* [TRY IT]:
Copy out all the entries exactly.

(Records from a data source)
=== Section Start ===
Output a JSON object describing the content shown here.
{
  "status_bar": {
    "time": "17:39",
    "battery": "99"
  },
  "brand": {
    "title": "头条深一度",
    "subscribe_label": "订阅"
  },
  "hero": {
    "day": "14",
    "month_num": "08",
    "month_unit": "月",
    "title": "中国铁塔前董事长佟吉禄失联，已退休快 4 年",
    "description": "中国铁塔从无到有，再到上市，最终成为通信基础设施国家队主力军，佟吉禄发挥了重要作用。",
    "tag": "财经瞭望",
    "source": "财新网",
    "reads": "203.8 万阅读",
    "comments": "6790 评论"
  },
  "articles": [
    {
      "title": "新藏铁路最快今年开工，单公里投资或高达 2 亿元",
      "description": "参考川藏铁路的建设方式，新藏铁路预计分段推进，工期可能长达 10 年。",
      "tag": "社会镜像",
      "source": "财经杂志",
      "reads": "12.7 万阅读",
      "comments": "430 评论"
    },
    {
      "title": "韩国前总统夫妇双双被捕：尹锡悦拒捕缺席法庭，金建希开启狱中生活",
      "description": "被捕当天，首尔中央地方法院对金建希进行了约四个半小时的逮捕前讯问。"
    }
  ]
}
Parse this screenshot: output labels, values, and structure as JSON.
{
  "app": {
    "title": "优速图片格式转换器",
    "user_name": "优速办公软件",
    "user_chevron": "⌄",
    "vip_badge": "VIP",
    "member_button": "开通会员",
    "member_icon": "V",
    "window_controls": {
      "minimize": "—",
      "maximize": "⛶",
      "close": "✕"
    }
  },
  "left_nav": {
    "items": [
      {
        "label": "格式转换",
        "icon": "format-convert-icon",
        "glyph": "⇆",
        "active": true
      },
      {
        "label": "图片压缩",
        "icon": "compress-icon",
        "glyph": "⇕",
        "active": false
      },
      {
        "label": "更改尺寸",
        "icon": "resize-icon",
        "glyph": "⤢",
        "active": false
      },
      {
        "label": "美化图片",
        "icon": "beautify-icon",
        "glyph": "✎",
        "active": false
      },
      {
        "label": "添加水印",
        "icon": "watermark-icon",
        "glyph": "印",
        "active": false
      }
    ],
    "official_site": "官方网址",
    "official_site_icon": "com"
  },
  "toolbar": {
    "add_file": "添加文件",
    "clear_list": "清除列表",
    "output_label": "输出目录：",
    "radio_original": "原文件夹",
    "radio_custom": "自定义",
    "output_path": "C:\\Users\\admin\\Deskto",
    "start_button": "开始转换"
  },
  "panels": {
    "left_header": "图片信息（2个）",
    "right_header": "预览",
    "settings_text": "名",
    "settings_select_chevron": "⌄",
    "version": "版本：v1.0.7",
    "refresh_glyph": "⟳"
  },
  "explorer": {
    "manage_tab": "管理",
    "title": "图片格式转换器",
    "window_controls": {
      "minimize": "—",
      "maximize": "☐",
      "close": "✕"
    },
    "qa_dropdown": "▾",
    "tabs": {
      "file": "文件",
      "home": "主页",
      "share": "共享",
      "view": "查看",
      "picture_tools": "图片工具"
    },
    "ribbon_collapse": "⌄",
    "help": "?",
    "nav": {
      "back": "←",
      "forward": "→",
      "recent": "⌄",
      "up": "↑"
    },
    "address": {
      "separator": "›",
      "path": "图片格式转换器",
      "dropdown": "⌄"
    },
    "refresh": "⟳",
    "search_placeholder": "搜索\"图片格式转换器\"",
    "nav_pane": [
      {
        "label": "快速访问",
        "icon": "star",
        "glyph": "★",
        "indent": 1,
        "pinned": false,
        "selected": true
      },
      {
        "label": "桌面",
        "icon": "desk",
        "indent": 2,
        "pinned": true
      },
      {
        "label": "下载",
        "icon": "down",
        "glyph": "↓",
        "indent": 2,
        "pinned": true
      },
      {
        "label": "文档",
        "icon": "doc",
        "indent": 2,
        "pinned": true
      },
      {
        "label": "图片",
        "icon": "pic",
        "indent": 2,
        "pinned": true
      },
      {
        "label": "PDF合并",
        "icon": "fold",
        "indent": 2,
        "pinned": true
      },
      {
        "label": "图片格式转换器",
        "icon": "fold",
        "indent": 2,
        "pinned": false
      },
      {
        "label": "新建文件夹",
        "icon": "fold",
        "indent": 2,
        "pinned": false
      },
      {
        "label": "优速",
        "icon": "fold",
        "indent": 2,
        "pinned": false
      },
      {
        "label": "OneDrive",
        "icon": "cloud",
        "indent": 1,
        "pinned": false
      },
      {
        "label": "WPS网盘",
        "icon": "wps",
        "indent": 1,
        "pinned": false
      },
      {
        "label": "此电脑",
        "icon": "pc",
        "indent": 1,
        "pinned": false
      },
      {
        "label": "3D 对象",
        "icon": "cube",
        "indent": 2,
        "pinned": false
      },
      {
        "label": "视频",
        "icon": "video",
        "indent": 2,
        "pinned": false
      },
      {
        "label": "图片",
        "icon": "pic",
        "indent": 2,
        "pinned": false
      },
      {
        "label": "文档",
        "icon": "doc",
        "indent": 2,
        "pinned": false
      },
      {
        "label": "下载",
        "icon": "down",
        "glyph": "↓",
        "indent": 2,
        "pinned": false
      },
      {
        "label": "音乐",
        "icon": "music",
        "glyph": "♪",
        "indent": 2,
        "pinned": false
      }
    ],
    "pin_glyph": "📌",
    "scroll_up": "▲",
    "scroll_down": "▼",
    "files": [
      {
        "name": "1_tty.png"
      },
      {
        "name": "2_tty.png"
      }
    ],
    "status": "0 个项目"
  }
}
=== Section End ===
* [TASK ANSWER]:
Output a JSON object describing the content shown here.
{
  "status_bar": {
    "time": "17:39",
    "battery": "99"
  },
  "brand": {
    "title": "头条深一度",
    "subscribe_label": "订阅"
  },
  "hero": {
    "day": "14",
    "month_num": "08",
    "month_unit": "月",
    "title": "中国铁塔前董事长佟吉禄失联，已退休快 4 年",
    "description": "中国铁塔从无到有，再到上市，最终成为通信基础设施国家队主力军，佟吉禄发挥了重要作用。",
    "tag": "财经瞭望",
    "source": "财新网",
    "reads": "203.8 万阅读",
    "comments": "6790 评论"
  },
  "articles": [
    {
      "title": "新藏铁路最快今年开工，单公里投资或高达 2 亿元",
      "description": "参考川藏铁路的建设方式，新藏铁路预计分段推进，工期可能长达 10 年。",
      "tag": "社会镜像",
      "source": "财经杂志",
      "reads": "12.7 万阅读",
      "comments": "430 评论"
    },
    {
      "title": "韩国前总统夫妇双双被捕：尹锡悦拒捕缺席法庭，金建希开启狱中生活",
      "description": "被捕当天，首尔中央地方法院对金建希进行了约四个半小时的逮捕前讯问。"
    }
  ]
}
Parse this screenshot: output labels, values, and structure as JSON.
{
  "app": {
    "title": "优速图片格式转换器",
    "user_name": "优速办公软件",
    "user_chevron": "⌄",
    "vip_badge": "VIP",
    "member_button": "开通会员",
    "member_icon": "V",
    "window_controls": {
      "minimize": "—",
      "maximize": "⛶",
      "close": "✕"
    }
  },
  "left_nav": {
    "items": [
      {
        "label": "格式转换",
        "icon": "format-convert-icon",
        "glyph": "⇆",
        "active": true
      },
      {
        "label": "图片压缩",
        "icon": "compress-icon",
        "glyph": "⇕",
        "active": false
      },
      {
        "label": "更改尺寸",
        "icon": "resize-icon",
        "glyph": "⤢",
        "active": false
      },
      {
        "label": "美化图片",
        "icon": "beautify-icon",
        "glyph": "✎",
        "active": false
      },
      {
        "label": "添加水印",
        "icon": "watermark-icon",
        "glyph": "印",
        "active": false
      }
    ],
    "official_site": "官方网址",
    "official_site_icon": "com"
  },
  "toolbar": {
    "add_file": "添加文件",
    "clear_list": "清除列表",
    "output_label": "输出目录：",
    "radio_original": "原文件夹",
    "radio_custom": "自定义",
    "output_path": "C:\\Users\\admin\\Deskto",
    "start_button": "开始转换"
  },
  "panels": {
    "left_header": "图片信息（2个）",
    "right_header": "预览",
    "settings_text": "名",
    "settings_select_chevron": "⌄",
    "version": "版本：v1.0.7",
    "refresh_glyph": "⟳"
  },
  "explorer": {
    "manage_tab": "管理",
    "title": "图片格式转换器",
    "window_controls": {
      "minimize": "—",
      "maximize": "☐",
      "close": "✕"
    },
    "qa_dropdown": "▾",
    "tabs": {
      "file": "文件",
      "home": "主页",
      "share": "共享",
      "view": "查看",
      "picture_tools": "图片工具"
    },
    "ribbon_collapse": "⌄",
    "help": "?",
    "nav": {
      "back": "←",
      "forward": "→",
      "recent": "⌄",
      "up": "↑"
    },
    "address": {
      "separator": "›",
      "path": "图片格式转换器",
      "dropdown": "⌄"
    },
    "refresh": "⟳",
    "search_placeholder": "搜索\"图片格式转换器\"",
    "nav_pane": [
      {
        "label": "快速访问",
        "icon": "star",
        "glyph": "★",
        "indent": 1,
        "pinned": false,
        "selected": true
      },
      {
        "label": "桌面",
        "icon": "desk",
        "indent": 2,
        "pinned": true
      },
      {
        "label": "下载",
        "icon": "down",
        "glyph": "↓",
        "indent": 2,
        "pinned": true
      },
      {
        "label": "文档",
        "icon": "doc",
        "indent": 2,
        "pinned": true
      },
      {
        "label": "图片",
        "icon": "pic",
        "indent": 2,
        "pinned": true
      },
      {
        "label": "PDF合并",
        "icon": "fold",
        "indent": 2,
        "pinned": true
      },
      {
        "label": "图片格式转换器",
        "icon": "fold",
        "indent": 2,
        "pinned": false
      },
      {
        "label": "新建文件夹",
        "icon": "fold",
        "indent": 2,
        "pinned": false
      },
      {
        "label": "优速",
        "icon": "fold",
        "indent": 2,
        "pinned": false
      },
      {
        "label": "OneDrive",
        "icon": "cloud",
        "indent": 1,
        "pinned": false
      },
      {
        "label": "WPS网盘",
        "icon": "wps",
        "indent": 1,
        "pinned": false
      },
      {
        "label": "此电脑",
        "icon": "pc",
        "indent": 1,
        "pinned": false
      },
      {
        "label": "3D 对象",
        "icon": "cube",
        "indent": 2,
        "pinned": false
      },
      {
        "label": "视频",
        "icon": "video",
        "indent": 2,
        "pinned": false
      },
      {
        "label": "图片",
        "icon": "pic",
        "indent": 2,
        "pinned": false
      },
      {
        "label": "文档",
        "icon": "doc",
        "indent": 2,
        "pinned": false
      },
      {
        "label": "下载",
        "icon": "down",
        "glyph": "↓",
        "indent": 2,
        "pinned": false
      },
      {
        "label": "音乐",
        "icon": "music",
        "glyph": "♪",
        "indent": 2,
        "pinned": false
      }
    ],
    "pin_glyph": "📌",
    "scroll_up": "▲",
    "scroll_down": "▼",
    "files": [
      {
        "name": "1_tty.png"
      },
      {
        "name": "2_tty.png"
      }
    ],
    "status": "0 个项目"
  }
}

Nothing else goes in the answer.